/Reeves to skip first GOP governor’s race debate, drawing criticism from opponents

Reeves to skip first GOP governor’s race debate, drawing criticism from opponents

Lt. Gov. Lt. Gov. The April 2 debate sponsored by the Mississippi State University College Republicans, Department of Political Science will instead feature Reeves’ GOP primary rivals, Rep. Robert Foster, and former Supreme Court Chief Judge Bill Waller Jr. “We look forward to discussing the issues in the race and we anticipate that we will have the opportunity to do so many times throughout the state.

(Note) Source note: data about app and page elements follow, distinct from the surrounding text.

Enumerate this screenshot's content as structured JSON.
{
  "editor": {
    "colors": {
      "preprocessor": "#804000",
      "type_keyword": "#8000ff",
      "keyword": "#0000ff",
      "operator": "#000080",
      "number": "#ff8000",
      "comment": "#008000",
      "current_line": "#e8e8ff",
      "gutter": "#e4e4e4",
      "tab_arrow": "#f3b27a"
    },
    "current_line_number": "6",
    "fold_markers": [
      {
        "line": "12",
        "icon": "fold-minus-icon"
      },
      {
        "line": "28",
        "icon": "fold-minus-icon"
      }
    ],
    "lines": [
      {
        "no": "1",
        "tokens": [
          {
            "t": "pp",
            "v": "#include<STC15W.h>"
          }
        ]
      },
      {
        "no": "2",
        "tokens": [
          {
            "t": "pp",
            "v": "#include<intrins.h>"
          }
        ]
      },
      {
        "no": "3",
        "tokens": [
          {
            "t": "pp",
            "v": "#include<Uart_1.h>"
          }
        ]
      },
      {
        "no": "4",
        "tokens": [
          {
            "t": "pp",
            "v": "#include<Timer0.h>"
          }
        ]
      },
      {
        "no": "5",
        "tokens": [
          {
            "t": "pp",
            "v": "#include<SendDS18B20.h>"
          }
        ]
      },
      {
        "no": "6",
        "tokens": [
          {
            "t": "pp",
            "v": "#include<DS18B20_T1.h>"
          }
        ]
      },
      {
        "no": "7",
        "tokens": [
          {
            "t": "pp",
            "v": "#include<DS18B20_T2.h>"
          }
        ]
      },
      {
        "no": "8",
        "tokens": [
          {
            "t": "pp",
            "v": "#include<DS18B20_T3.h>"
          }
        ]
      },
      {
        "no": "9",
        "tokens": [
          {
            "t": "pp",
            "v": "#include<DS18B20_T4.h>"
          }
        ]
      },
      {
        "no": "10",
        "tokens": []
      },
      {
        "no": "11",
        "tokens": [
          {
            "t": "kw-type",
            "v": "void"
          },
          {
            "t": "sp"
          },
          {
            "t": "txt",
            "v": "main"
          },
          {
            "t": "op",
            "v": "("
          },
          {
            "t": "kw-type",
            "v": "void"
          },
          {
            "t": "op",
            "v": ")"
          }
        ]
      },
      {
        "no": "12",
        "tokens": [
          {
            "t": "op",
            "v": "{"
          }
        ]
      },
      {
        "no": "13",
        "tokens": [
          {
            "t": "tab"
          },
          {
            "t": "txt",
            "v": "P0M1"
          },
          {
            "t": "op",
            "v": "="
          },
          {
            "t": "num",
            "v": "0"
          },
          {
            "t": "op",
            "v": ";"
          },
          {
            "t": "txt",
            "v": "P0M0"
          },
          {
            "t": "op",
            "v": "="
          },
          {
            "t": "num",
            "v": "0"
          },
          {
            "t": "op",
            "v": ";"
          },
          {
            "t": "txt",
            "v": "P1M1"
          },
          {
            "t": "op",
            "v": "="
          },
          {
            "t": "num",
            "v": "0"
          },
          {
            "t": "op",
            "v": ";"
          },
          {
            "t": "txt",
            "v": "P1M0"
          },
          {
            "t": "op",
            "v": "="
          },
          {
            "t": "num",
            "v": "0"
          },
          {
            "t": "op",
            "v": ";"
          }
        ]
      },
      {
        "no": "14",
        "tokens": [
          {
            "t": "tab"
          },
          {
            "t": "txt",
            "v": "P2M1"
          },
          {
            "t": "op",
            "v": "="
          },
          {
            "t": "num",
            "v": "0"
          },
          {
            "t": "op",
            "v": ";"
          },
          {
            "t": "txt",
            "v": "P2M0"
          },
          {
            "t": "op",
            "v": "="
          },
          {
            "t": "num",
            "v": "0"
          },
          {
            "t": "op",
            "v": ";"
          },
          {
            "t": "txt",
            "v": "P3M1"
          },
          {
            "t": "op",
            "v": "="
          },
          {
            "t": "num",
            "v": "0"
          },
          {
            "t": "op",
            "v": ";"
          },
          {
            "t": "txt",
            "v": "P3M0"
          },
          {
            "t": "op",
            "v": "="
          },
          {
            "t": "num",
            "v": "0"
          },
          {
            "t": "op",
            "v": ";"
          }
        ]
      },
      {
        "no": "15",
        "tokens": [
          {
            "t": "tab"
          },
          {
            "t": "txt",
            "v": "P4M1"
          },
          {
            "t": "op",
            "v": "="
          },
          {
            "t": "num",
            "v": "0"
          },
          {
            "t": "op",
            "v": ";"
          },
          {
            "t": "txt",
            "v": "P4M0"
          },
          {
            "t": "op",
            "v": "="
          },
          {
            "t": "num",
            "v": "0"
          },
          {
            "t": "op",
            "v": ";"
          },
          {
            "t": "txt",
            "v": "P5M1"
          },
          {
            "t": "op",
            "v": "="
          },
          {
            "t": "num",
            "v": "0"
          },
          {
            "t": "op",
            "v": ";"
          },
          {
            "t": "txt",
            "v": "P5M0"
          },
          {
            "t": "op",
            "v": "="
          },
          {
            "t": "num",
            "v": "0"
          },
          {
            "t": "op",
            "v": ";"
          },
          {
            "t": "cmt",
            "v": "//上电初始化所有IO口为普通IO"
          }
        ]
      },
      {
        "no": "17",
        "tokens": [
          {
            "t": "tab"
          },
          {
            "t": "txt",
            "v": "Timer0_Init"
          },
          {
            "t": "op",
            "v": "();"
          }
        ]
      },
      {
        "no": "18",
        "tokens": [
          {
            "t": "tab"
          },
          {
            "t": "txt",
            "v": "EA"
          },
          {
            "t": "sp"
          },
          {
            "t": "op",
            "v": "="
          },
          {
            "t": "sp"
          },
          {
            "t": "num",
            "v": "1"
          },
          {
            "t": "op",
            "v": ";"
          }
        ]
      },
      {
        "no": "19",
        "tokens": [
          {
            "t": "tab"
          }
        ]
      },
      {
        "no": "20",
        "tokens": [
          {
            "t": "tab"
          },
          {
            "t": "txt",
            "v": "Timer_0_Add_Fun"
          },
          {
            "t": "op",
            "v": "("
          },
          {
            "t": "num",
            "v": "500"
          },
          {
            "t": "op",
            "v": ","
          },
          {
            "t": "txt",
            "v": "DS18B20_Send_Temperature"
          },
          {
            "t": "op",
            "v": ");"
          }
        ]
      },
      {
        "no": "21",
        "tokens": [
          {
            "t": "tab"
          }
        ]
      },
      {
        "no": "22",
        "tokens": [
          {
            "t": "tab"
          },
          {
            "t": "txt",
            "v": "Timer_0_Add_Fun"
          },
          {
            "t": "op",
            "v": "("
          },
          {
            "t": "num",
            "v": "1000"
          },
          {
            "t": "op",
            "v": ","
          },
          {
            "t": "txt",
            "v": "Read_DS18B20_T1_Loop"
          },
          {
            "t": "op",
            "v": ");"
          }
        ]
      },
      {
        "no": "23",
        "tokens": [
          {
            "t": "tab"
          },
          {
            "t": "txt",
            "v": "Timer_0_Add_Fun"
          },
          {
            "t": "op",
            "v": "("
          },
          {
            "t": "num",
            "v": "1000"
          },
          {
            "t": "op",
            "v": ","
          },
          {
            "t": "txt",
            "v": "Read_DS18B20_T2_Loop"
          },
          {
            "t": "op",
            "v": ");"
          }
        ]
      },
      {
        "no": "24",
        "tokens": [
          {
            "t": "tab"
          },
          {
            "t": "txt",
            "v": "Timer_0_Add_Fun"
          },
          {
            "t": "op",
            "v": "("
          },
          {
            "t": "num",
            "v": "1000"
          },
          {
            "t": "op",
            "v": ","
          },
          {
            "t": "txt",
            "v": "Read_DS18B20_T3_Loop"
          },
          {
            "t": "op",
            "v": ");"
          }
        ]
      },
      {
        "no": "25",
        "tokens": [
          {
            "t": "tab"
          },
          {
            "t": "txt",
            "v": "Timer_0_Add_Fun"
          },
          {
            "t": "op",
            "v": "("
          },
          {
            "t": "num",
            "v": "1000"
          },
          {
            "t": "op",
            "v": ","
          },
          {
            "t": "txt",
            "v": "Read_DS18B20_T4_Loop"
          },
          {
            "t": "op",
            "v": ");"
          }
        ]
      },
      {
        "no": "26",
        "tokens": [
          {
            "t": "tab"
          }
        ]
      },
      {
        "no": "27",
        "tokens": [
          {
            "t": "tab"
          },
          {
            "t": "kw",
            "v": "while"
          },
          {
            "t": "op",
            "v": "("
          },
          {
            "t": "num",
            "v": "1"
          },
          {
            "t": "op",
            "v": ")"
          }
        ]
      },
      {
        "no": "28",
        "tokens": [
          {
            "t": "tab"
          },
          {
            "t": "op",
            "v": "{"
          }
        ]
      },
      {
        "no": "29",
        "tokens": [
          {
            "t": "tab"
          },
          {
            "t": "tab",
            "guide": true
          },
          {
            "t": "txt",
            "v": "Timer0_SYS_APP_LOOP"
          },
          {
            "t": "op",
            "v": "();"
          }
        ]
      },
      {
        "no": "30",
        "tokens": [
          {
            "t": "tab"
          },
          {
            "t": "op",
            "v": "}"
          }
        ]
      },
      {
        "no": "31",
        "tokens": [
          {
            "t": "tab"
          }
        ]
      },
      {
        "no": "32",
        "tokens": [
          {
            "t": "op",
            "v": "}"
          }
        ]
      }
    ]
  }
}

This one didn’t work.” The session, where the lieutenant governor preside over the Senate, is set to conclude April 7. The day of the debate will be a working day for the Legislature. Last week, legislative leaders stated that they were trying to complete work two weeks earlier than expected. The goal is to leave Jackson in the last week March. Starkville Daily News was told by event organizers that they tried to make sure Waller could attend. Foster said via text message that Foster is pleased to hear Waller had decided to take part in the debate, so voters can make informed decisions about how to vote. “At the exact same time, it should concern the voters not to receive the same from all the gubernatorial candidate in the Republican primary.” Reeves’ departure comes after GOP frontrunners withdrew several invitations to debate during a contentious 2018 midterm, despite polls showing that Mississippians wanted to hear candidates debate. The party’s frontrunners in the two U.S. Senate seats up-for grabs last year were Sen. Roger Wicker, who is now serving as Senator, and Sen. Cindy Hyde Smith, who was appointed to replace Wicker. Wicker, who was facing Democrat David Baria during the general election, declined many debate invitations from the Baria campaign or potential event sponsors. Baria invented the term “Roger Dodger”, which he used throughout his campaign as a fundraising tool. Hyde-Smith was appointed by Gov. In April, Phil Bryant faced Democrat Mike Espy in a special election. Republican Chris McDaniel was facing him in November. Hyde-Smith declined numerous invitations to debate throughout the campaign. Hyde Smith and Espy fought in one debate sponsored by Farm Bureau. This was a friendly affair between Hyde Smith and Espy. Espy claimed that debate rules were rigged to favor Hyde Smith after Hyde Smith appeared to read from notes throughout much of the debate. Hyde-Smith pointed out, however, that Espy had also agreed to the same rules as she. Reeves will face Foster and Waller in an Aug. 6 primary. In the November general election, the winner of the primary will be facing one of nine Democratic candidates for governor. Waller stated that he was looking forward to returning to Mississippi State University and that he appreciated the students hosting the debate. The candidates will have the opportunity to discuss important issues. “We need new ideas to address the problems facing our state.”